Tuesday, July 27, 2010

What to learn from puzzles

Here a brief posting to express my thoughts what skills can be learned from playing with puzzles. Michel Kraaij triggered me to share my thoughts about this using twitter were he is involved with a discussion with James Bach. Somehow there is a 140 character restriction and also for him this posting.

As I'm no part of their discussion I will not summarize their ideas. The main idea to trigger Michel is to tell him about my idea "ppl become better in solving the puzzle, only they got trained in other skills which helps them solve." http://twitter.com/JeroenRo/status/19645539452

With this statement I intended to express my thoughts that there are other things people learn from playing with puzzles and even repeating them. It is not only the notion of remembering the position of certain pieces.

In my opinion the following things can be learned:
- position of pieces
- shape of pieces
- how does pieces of for instance jigsaws fit Initially

You can also extend the perception of puzzles. Initially I would think also in terms of jig-saws, this might be disadvantage of my native language (in the Netherlands I was trained to call jigsaw puzzles and forgot about not all puzzles are jigsaws)

So what else can be learned from playing with puzzles? To understand this you can look at the outcome: "A puzzle is solved or is not solved."

Not solving is not a failure; even in the process playing with the puzzle you might have learned things.
What can be learned?
- new approaches to solve a puzzle
- new languages
- other visions
- different approaches.
- looking in patterns to jigsaws
- identify differences between the puzzle which is being solved in comparison with puzzles previously solved
- awareness you have gained new information
- ability to use that new information to use in different approaches
- new attitude to approach things like under time pressure, too less information etc

Perhaps the main result of playing with puzzles is the creation of awareness of the persons capability/ability to identify differences in environments and to use different ways to approach "complex" situations with the available knowledge. The person might teach himselve about the sufficiency of information/skills to perform the task or the need more training/guidance/information. If a person learns when to ask for help, a valuable lesson is learned.

The main idea is that there is more to learn from puzzles then repetition.

@Michel, perhaps we should meet each other again to evolve our thinking about this.


  1. I'll split up one of your sentences which exactly makes the statement i made on Twitter:

    "Perhaps the main result of playing with puzzles is the creation of awareness...". To me this is becoming familiar.

    "...of the persons capability/ability to identify differences in environments...". Here is the learning part. Changing a gutt feeling (familiar feeling) to something usefull.

    "...and to use different ways to approach "complex" situations with the available knowledge...". And here is applying previously learned lessons in new situations.

  2. Hello Michel,
    Splitting uop things is an option, in that context I can agree, only the challenge is see to see the whole context. there is more beyond your vision about familiarity. intially it seem to be obvious that becoming familiar is the main objective. within a broader context persons can learn more, in time when the are skilled the will learn more and gain the ability to solve also other types of puzzles

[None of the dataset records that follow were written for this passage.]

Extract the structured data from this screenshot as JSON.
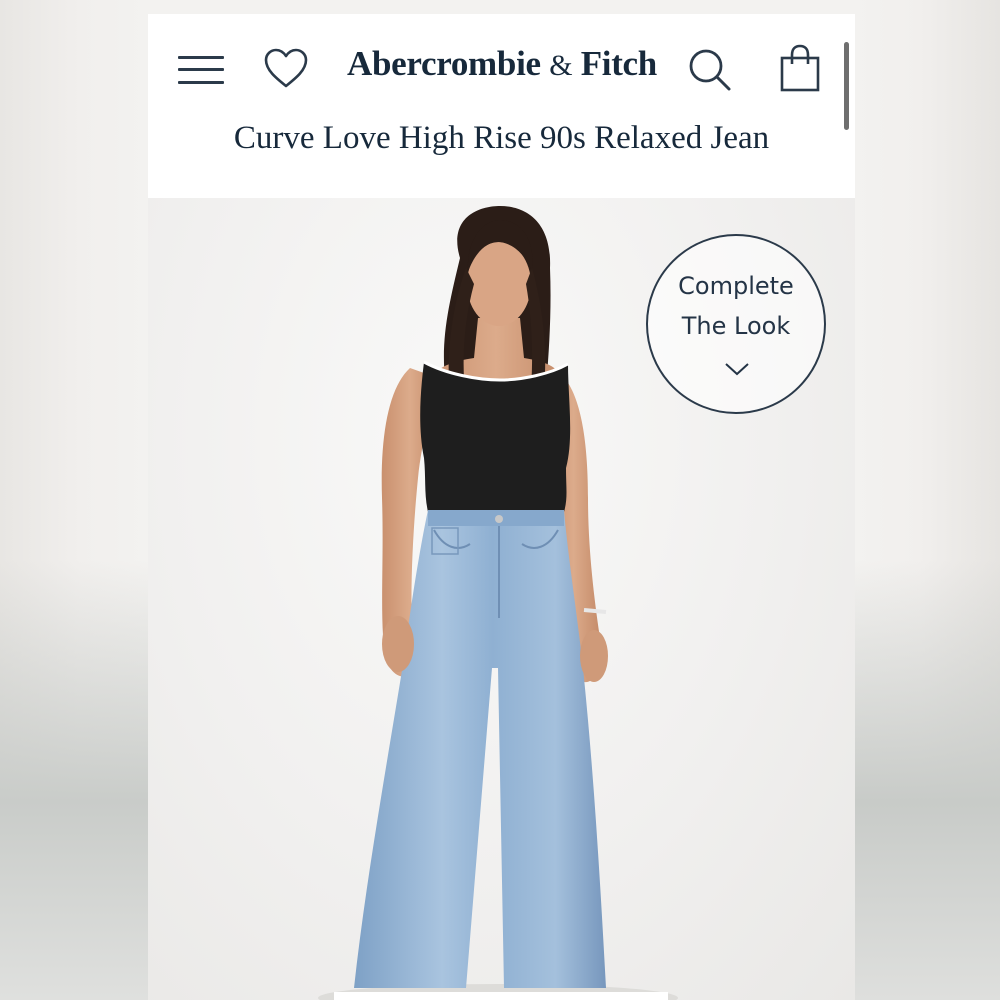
{
  "header": {
    "brand_main": "Abercrombie",
    "brand_amp": "&",
    "brand_end": "Fitch",
    "menu_icon": "hamburger-menu-icon",
    "wishlist_icon": "heart-icon",
    "search_icon": "search-icon",
    "bag_icon": "shopping-bag-icon"
  },
  "product": {
    "title": "Curve Love High Rise 90s Relaxed Jean"
  },
  "complete_look": {
    "line1": "Complete",
    "line2": "The Look",
    "icon": "chevron-down-icon"
  },
  "colors": {
    "brand_navy": "#17293b",
    "header_bg": "#ffffff",
    "hero_bg": "#f2f1ef",
    "denim": "#8fb2d4",
    "top": "#1c1c1c"
  }
}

  3. Great post Jeroen.

    Improving our problem solving skills is crucial for testers. I am currently reading '101 for Teaching Creativity and Problem Solving' by A B Vangrundy, to give me some more workshop based creative thinking examples when running Exploratory Testing Workshops.

    I like to use the Brain Purge activity where each person writes down an idea and passes it on to the person to their right. They then read out each idea and asked to create a new idea and pass that on and so forth.

    With regards to solving puzzles and not solving the puzzle does not mean failure I like to quote F. Wikzek

    If you don't make mistakes, you're not working on hard enough problems. And that's a big mistake.

  4. We need more discussion like this. This reminds we used to buy the complicated puzzle and solve it over Christmas period laid on the dinner table after the last Christmas meal.
    There are lots of things you learn from puzzles. For me pattern recognition is the most important one. This concept is widely used in Agile development and testing in general. If you are good at pattern recognition you can built automation script that would not require much re-work as your application evolve.
    Puzzle solving help you with you everyday thinking and make you versatile as an individual.
    I hope this helps. Continue with the discussion

  5. Thanks John and Mohinder, These kind of respons motivates me to keep on writing.
    @John: I think you have a good point here. Improving our solving skills to be crucial for testers. This is far beyond the perception of gaining certificates. Thanks for pointing me out to the book 101 for Teaching creativity and problem solving. will add it to my list, seems to be interesting.
    Im currently "addicted" to geocaching, am working on a posting related to it and testing.

    @Mohinder: I support your idea on pattern recognition. If you are skilled to identify patterns not only based on your perception of testing, also derived from other fields of expertice you will extend you vision and skills. This can be of great support when using a "blink test approach"

    If you like puzzles, create an account on geocaching.com and find the caches with the question mark. you will learn from others and force to learn yourself to think in other directions.